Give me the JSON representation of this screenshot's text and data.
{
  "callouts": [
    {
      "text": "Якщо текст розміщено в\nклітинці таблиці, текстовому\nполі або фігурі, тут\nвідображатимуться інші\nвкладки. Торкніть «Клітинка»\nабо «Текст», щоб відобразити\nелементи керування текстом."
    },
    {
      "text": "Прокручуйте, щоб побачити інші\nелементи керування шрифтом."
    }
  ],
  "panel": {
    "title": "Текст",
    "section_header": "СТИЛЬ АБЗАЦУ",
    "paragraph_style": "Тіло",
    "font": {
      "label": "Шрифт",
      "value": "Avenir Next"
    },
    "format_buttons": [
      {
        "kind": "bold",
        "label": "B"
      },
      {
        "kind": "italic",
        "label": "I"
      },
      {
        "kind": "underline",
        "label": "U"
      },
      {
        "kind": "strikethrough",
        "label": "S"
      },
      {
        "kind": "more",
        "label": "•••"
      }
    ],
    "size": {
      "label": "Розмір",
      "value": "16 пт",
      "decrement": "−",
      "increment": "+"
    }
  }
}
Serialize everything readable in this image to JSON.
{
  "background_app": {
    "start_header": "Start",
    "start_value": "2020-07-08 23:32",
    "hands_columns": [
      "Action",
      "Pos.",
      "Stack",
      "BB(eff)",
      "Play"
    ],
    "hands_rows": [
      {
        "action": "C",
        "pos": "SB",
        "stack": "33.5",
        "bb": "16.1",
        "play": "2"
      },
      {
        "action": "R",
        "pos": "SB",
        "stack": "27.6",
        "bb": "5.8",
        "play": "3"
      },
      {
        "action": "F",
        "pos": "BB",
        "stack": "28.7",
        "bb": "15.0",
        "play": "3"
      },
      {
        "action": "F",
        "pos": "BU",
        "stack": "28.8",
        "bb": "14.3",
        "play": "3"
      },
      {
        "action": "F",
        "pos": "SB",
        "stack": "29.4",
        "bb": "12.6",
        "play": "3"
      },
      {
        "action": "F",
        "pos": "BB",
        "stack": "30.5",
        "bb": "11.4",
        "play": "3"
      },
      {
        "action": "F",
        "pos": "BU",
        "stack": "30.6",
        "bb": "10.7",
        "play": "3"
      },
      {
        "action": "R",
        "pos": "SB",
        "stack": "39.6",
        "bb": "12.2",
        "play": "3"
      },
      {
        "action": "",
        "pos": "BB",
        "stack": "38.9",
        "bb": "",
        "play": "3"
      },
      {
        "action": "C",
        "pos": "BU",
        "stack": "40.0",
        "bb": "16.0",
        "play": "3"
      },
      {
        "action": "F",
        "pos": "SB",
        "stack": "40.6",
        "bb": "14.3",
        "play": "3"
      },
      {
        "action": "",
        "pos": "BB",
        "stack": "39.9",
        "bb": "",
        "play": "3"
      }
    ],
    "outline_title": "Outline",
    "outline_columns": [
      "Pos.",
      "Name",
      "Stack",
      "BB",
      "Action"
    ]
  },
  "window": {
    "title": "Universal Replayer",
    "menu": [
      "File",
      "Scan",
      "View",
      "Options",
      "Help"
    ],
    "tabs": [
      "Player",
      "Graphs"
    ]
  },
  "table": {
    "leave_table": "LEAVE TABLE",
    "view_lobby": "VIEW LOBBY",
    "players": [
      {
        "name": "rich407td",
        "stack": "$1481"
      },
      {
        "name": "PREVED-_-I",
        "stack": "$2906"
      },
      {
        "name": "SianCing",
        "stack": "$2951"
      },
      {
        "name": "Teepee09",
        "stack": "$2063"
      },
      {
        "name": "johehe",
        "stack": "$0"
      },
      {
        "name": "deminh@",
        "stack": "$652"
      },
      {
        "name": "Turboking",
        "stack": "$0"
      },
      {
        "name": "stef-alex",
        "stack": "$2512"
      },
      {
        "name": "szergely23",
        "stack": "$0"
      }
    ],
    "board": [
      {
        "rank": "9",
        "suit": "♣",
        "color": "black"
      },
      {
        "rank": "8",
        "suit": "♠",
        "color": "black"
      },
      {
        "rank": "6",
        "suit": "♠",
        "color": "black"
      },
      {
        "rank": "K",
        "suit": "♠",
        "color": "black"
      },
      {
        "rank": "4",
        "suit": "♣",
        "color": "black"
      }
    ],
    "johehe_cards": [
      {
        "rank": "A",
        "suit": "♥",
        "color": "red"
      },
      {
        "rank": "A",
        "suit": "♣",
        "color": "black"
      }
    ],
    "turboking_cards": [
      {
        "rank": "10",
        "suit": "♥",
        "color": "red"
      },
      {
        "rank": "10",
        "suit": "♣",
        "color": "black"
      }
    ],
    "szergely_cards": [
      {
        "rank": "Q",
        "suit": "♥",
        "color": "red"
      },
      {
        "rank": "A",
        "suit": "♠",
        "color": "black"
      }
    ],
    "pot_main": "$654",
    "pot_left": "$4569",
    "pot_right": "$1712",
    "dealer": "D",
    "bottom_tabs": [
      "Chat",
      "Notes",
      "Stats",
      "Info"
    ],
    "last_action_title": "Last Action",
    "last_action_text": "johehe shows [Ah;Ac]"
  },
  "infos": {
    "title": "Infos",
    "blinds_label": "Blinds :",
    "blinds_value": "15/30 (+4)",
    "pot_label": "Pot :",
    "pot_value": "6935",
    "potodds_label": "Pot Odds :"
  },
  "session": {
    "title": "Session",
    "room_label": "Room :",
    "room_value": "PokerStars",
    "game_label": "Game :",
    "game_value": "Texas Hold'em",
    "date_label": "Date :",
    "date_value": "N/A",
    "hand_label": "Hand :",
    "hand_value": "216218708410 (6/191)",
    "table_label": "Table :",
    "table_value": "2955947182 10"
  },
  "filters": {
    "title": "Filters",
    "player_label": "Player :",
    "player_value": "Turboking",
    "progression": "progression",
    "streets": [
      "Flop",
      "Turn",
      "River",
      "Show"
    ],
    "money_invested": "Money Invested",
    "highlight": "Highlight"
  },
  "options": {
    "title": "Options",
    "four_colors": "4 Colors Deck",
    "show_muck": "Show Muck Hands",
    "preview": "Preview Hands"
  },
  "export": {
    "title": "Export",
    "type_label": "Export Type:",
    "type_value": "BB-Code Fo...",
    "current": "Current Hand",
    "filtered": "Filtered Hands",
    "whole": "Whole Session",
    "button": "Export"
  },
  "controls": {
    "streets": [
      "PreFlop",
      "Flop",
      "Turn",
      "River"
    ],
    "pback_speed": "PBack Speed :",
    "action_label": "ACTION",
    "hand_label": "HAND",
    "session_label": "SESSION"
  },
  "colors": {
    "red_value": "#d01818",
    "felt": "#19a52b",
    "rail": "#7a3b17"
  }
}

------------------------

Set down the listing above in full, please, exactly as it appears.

→ Response area:
Give me the JSON representation of this screenshot's text and data.
{
  "callouts": [
    {
      "text": "Якщо текст розміщено в\nклітинці таблиці, текстовому\nполі або фігурі, тут\nвідображатимуться інші\nвкладки. Торкніть «Клітинка»\nабо «Текст», щоб відобразити\nелементи керування текстом."
    },
    {
      "text": "Прокручуйте, щоб побачити інші\nелементи керування шрифтом."
    }
  ],
  "panel": {
    "title": "Текст",
    "section_header": "СТИЛЬ АБЗАЦУ",
    "paragraph_style": "Тіло",
    "font": {
      "label": "Шрифт",
      "value": "Avenir Next"
    },
    "format_buttons": [
      {
        "kind": "bold",
        "label": "B"
      },
      {
        "kind": "italic",
        "label": "I"
      },
      {
        "kind": "underline",
        "label": "U"
      },
      {
        "kind": "strikethrough",
        "label": "S"
      },
      {
        "kind": "more",
        "label": "•••"
      }
    ],
    "size": {
      "label": "Розмір",
      "value": "16 пт",
      "decrement": "−",
      "increment": "+"
    }
  }
}
Serialize everything readable in this image to JSON.
{
  "background_app": {
    "start_header": "Start",
    "start_value": "2020-07-08 23:32",
    "hands_columns": [
      "Action",
      "Pos.",
      "Stack",
      "BB(eff)",
      "Play"
    ],
    "hands_rows": [
      {
        "action": "C",
        "pos": "SB",
        "stack": "33.5",
        "bb": "16.1",
        "play": "2"
      },
      {
        "action": "R",
        "pos": "SB",
        "stack": "27.6",
        "bb": "5.8",
        "play": "3"
      },
      {
        "action": "F",
        "pos": "BB",
        "stack": "28.7",
        "bb": "15.0",
        "play": "3"
      },
      {
        "action": "F",
        "pos": "BU",
        "stack": "28.8",
        "bb": "14.3",
        "play": "3"
      },
      {
        "action": "F",
        "pos": "SB",
        "stack": "29.4",
        "bb": "12.6",
        "play": "3"
      },
      {
        "action": "F",
        "pos": "BB",
        "stack": "30.5",
        "bb": "11.4",
        "play": "3"
      },
      {
        "action": "F",
        "pos": "BU",
        "stack": "30.6",
        "bb": "10.7",
        "play": "3"
      },
      {
        "action": "R",
        "pos": "SB",
        "stack": "39.6",
        "bb": "12.2",
        "play": "3"
      },
      {
        "action": "",
        "pos": "BB",
        "stack": "38.9",
        "bb": "",
        "play": "3"
      },
      {
        "action": "C",
        "pos": "BU",
        "stack": "40.0",
        "bb": "16.0",
        "play": "3"
      },
      {
        "action": "F",
        "pos": "SB",
        "stack": "40.6",
        "bb": "14.3",
        "play": "3"
      },
      {
        "action": "",
        "pos": "BB",
        "stack": "39.9",
        "bb": "",
        "play": "3"
      }
    ],
    "outline_title": "Outline",
    "outline_columns": [
      "Pos.",
      "Name",
      "Stack",
      "BB",
      "Action"
    ]
  },
  "window": {
    "title": "Universal Replayer",
    "menu": [
      "File",
      "Scan",
      "View",
      "Options",
      "Help"
    ],
    "tabs": [
      "Player",
      "Graphs"
    ]
  },
  "table": {
    "leave_table": "LEAVE TABLE",
    "view_lobby": "VIEW LOBBY",
    "players": [
      {
        "name": "rich407td",
        "stack": "$1481"
      },
      {
        "name": "PREVED-_-I",
        "stack": "$2906"
      },
      {
        "name": "SianCing",
        "stack": "$2951"
      },
      {
        "name": "Teepee09",
        "stack": "$2063"
      },
      {
        "name": "johehe",
        "stack": "$0"
      },
      {
        "name": "deminh@",
        "stack": "$652"
      },
      {
        "name": "Turboking",
        "stack": "$0"
      },
      {
        "name": "stef-alex",
        "stack": "$2512"
      },
      {
        "name": "szergely23",
        "stack": "$0"
      }
    ],
    "board": [
      {
        "rank": "9",
        "suit": "♣",
        "color": "black"
      },
      {
        "rank": "8",
        "suit": "♠",
        "color": "black"
      },
      {
        "rank": "6",
        "suit": "♠",
        "color": "black"
      },
      {
        "rank": "K",
        "suit": "♠",
        "color": "black"
      },
      {
        "rank": "4",
        "suit": "♣",
        "color": "black"
      }
    ],
    "johehe_cards": [
      {
        "rank": "A",
        "suit": "♥",
        "color": "red"
      },
      {
        "rank": "A",
        "suit": "♣",
        "color": "black"
      }
    ],
    "turboking_cards": [
      {
        "rank": "10",
        "suit": "♥",
        "color": "red"
      },
      {
        "rank": "10",
        "suit": "♣",
        "color": "black"
      }
    ],
    "szergely_cards": [
      {
        "rank": "Q",
        "suit": "♥",
        "color": "red"
      },
      {
        "rank": "A",
        "suit": "♠",
        "color": "black"
      }
    ],
    "pot_main": "$654",
    "pot_left": "$4569",
    "pot_right": "$1712",
    "dealer": "D",
    "bottom_tabs": [
      "Chat",
      "Notes",
      "Stats",
      "Info"
    ],
    "last_action_title": "Last Action",
    "last_action_text": "johehe shows [Ah;Ac]"
  },
  "infos": {
    "title": "Infos",
    "blinds_label": "Blinds :",
    "blinds_value": "15/30 (+4)",
    "pot_label": "Pot :",
    "pot_value": "6935",
    "potodds_label": "Pot Odds :"
  },
  "session": {
    "title": "Session",
    "room_label": "Room :",
    "room_value": "PokerStars",
    "game_label": "Game :",
    "game_value": "Texas Hold'em",
    "date_label": "Date :",
    "date_value": "N/A",
    "hand_label": "Hand :",
    "hand_value": "216218708410 (6/191)",
    "table_label": "Table :",
    "table_value": "2955947182 10"
  },
  "filters": {
    "title": "Filters",
    "player_label": "Player :",
    "player_value": "Turboking",
    "progression": "progression",
    "streets": [
      "Flop",
      "Turn",
      "River",
      "Show"
    ],
    "money_invested": "Money Invested",
    "highlight": "Highlight"
  },
  "options": {
    "title": "Options",
    "four_colors": "4 Colors Deck",
    "show_muck": "Show Muck Hands",
    "preview": "Preview Hands"
  },
  "export": {
    "title": "Export",
    "type_label": "Export Type:",
    "type_value": "BB-Code Fo...",
    "current": "Current Hand",
    "filtered": "Filtered Hands",
    "whole": "Whole Session",
    "button": "Export"
  },
  "controls": {
    "streets": [
      "PreFlop",
      "Flop",
      "Turn",
      "River"
    ],
    "pback_speed": "PBack Speed :",
    "action_label": "ACTION",
    "hand_label": "HAND",
    "session_label": "SESSION"
  },
  "colors": {
    "red_value": "#d01818",
    "felt": "#19a52b",
    "rail": "#7a3b17"
  }
}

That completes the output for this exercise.